▸ **Data section**
------------------------
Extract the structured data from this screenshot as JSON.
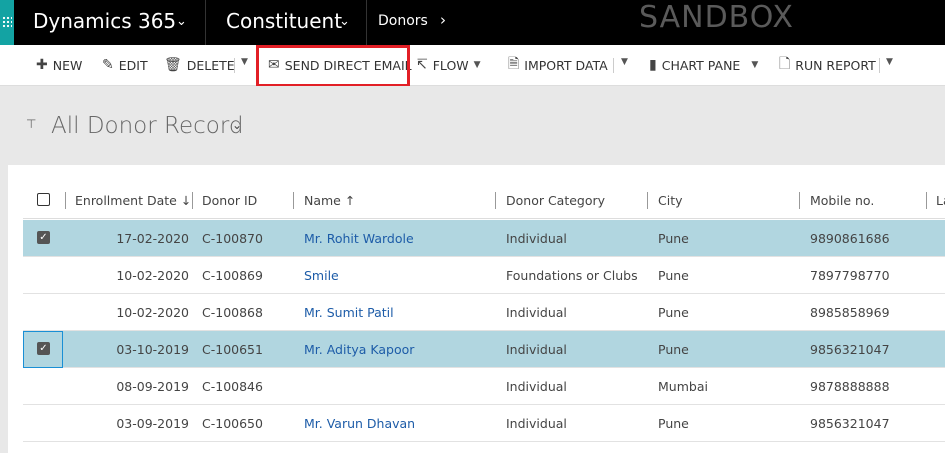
{
  "nav": {
    "app_title": "Dynamics 365",
    "area": "Constituent",
    "entity": "Donors",
    "environment_badge": "SANDBOX"
  },
  "commands": {
    "new": "NEW",
    "edit": "EDIT",
    "delete": "DELETE",
    "send_direct_email": "SEND DIRECT EMAIL",
    "flow": "FLOW",
    "import_data": "IMPORT DATA",
    "chart_pane": "CHART PANE",
    "run_report": "RUN REPORT"
  },
  "view": {
    "title": "All Donor Record"
  },
  "grid": {
    "columns": {
      "enrollment_date": "Enrollment Date",
      "donor_id": "Donor ID",
      "name": "Name",
      "donor_category": "Donor Category",
      "city": "City",
      "mobile": "Mobile no.",
      "last": "La"
    },
    "rows": [
      {
        "date": "17-02-2020",
        "id": "C-100870",
        "name": "Mr. Rohit Wardole",
        "category": "Individual",
        "city": "Pune",
        "mobile": "9890861686",
        "selected": true
      },
      {
        "date": "10-02-2020",
        "id": "C-100869",
        "name": "Smile",
        "category": "Foundations or Clubs",
        "city": "Pune",
        "mobile": "7897798770",
        "selected": false
      },
      {
        "date": "10-02-2020",
        "id": "C-100868",
        "name": "Mr. Sumit Patil",
        "category": "Individual",
        "city": "Pune",
        "mobile": "8985858969",
        "selected": false
      },
      {
        "date": "03-10-2019",
        "id": "C-100651",
        "name": "Mr. Aditya Kapoor",
        "category": "Individual",
        "city": "Pune",
        "mobile": "9856321047",
        "selected": true
      },
      {
        "date": "08-09-2019",
        "id": "C-100846",
        "name": "",
        "category": "Individual",
        "city": "Mumbai",
        "mobile": "9878888888",
        "selected": false
      },
      {
        "date": "03-09-2019",
        "id": "C-100650",
        "name": "Mr. Varun Dhavan",
        "category": "Individual",
        "city": "Pune",
        "mobile": "9856321047",
        "selected": false
      }
    ]
  },
  "colors": {
    "selected_row": "#b1d6e0",
    "link": "#1d5ca8",
    "highlight_box": "#e21f26",
    "waffle": "#13a3a3"
  }
}
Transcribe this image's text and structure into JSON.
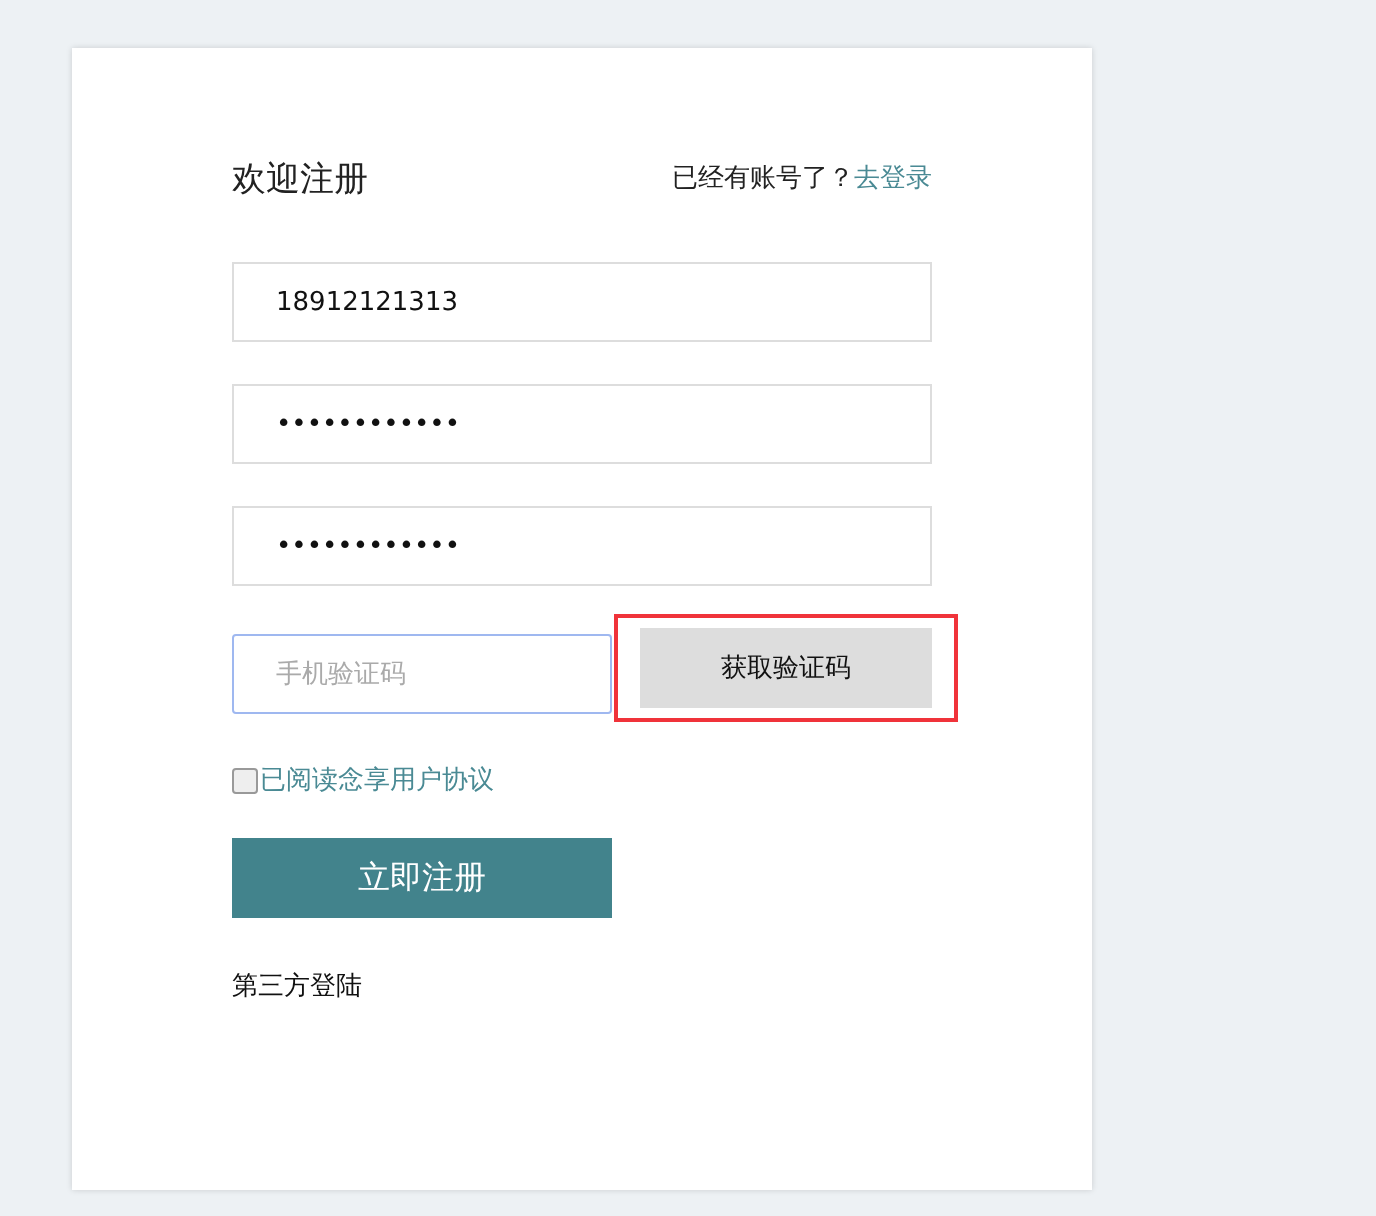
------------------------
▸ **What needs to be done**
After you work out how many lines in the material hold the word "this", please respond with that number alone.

▸ **Written answer**
2